Dataset rows describing interfaces:

++++++++++++++++++++

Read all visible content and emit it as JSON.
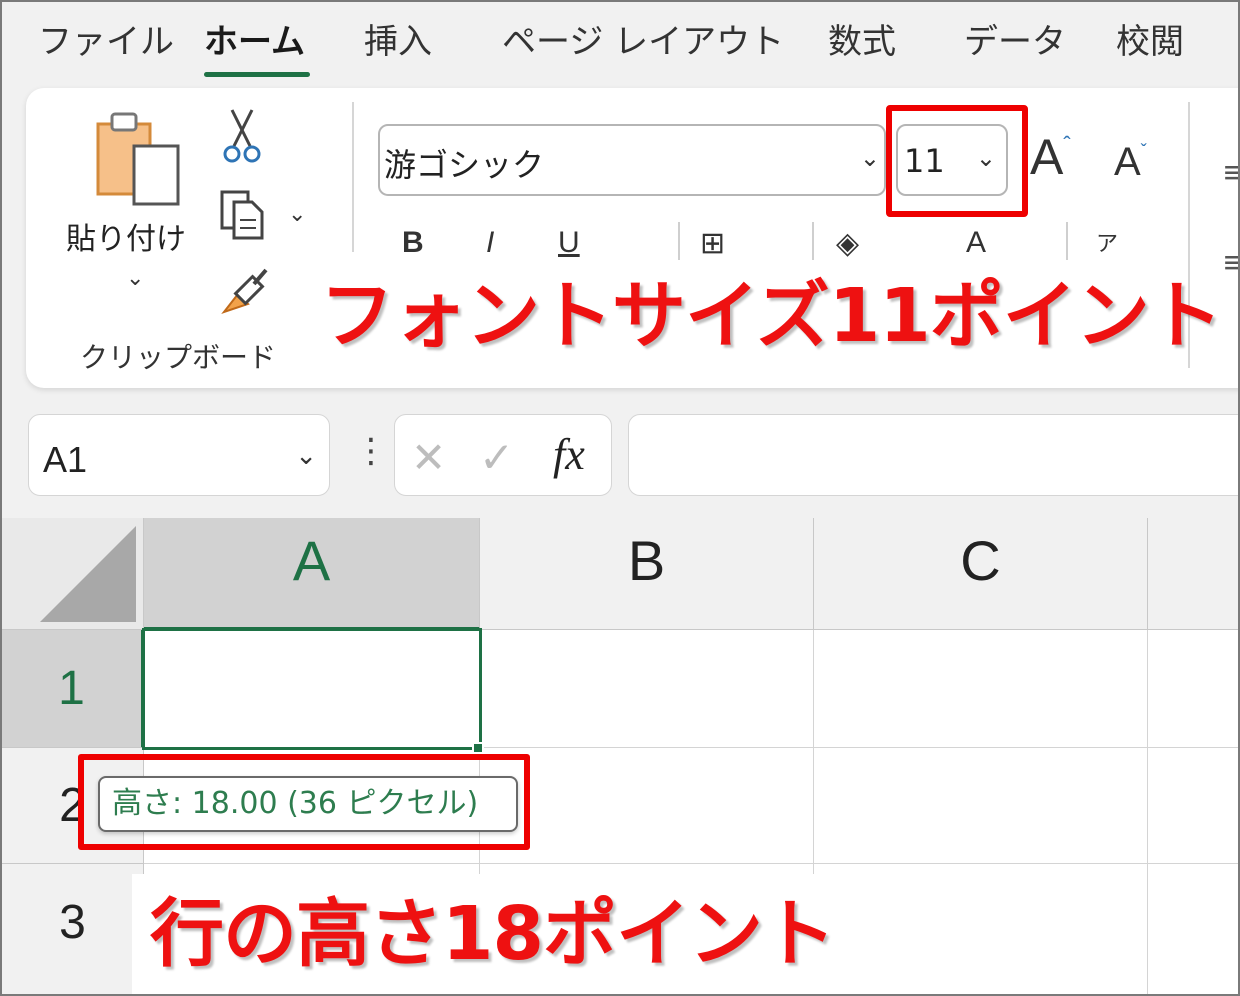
{
  "menu": {
    "tabs": [
      "ファイル",
      "ホーム",
      "挿入",
      "ページ レイアウト",
      "数式",
      "データ",
      "校閲"
    ],
    "active_tab": "ホーム"
  },
  "ribbon": {
    "clipboard": {
      "paste_label": "貼り付け",
      "group_label": "クリップボード"
    },
    "font": {
      "name": "游ゴシック",
      "size": "11",
      "format_buttons": [
        "B",
        "I",
        "U"
      ]
    }
  },
  "formula_bar": {
    "name_box": "A1",
    "fx_label": "fx",
    "formula": ""
  },
  "sheet": {
    "columns": [
      "A",
      "B",
      "C"
    ],
    "rows": [
      "1",
      "2",
      "3"
    ],
    "active_cell": "A1",
    "row_height_tooltip": "高さ: 18.00 (36 ピクセル)"
  },
  "annotations": {
    "font_size_note": "フォントサイズ11ポイント",
    "row_height_note": "行の高さ18ポイント",
    "accent_color": "#ee1111",
    "excel_green": "#1e7145"
  }
}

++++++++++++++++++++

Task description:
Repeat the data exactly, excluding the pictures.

Response to this task:
Read all visible content and emit it as JSON.
{
  "menu": {
    "tabs": [
      "ファイル",
      "ホーム",
      "挿入",
      "ページ レイアウト",
      "数式",
      "データ",
      "校閲"
    ],
    "active_tab": "ホーム"
  },
  "ribbon": {
    "clipboard": {
      "paste_label": "貼り付け",
      "group_label": "クリップボード"
    },
    "font": {
      "name": "游ゴシック",
      "size": "11",
      "format_buttons": [
        "B",
        "I",
        "U"
      ]
    }
  },
  "formula_bar": {
    "name_box": "A1",
    "fx_label": "fx",
    "formula": ""
  },
  "sheet": {
    "columns": [
      "A",
      "B",
      "C"
    ],
    "rows": [
      "1",
      "2",
      "3"
    ],
    "active_cell": "A1",
    "row_height_tooltip": "高さ: 18.00 (36 ピクセル)"
  },
  "annotations": {
    "font_size_note": "フォントサイズ11ポイント",
    "row_height_note": "行の高さ18ポイント",
    "accent_color": "#ee1111",
    "excel_green": "#1e7145"
  }
}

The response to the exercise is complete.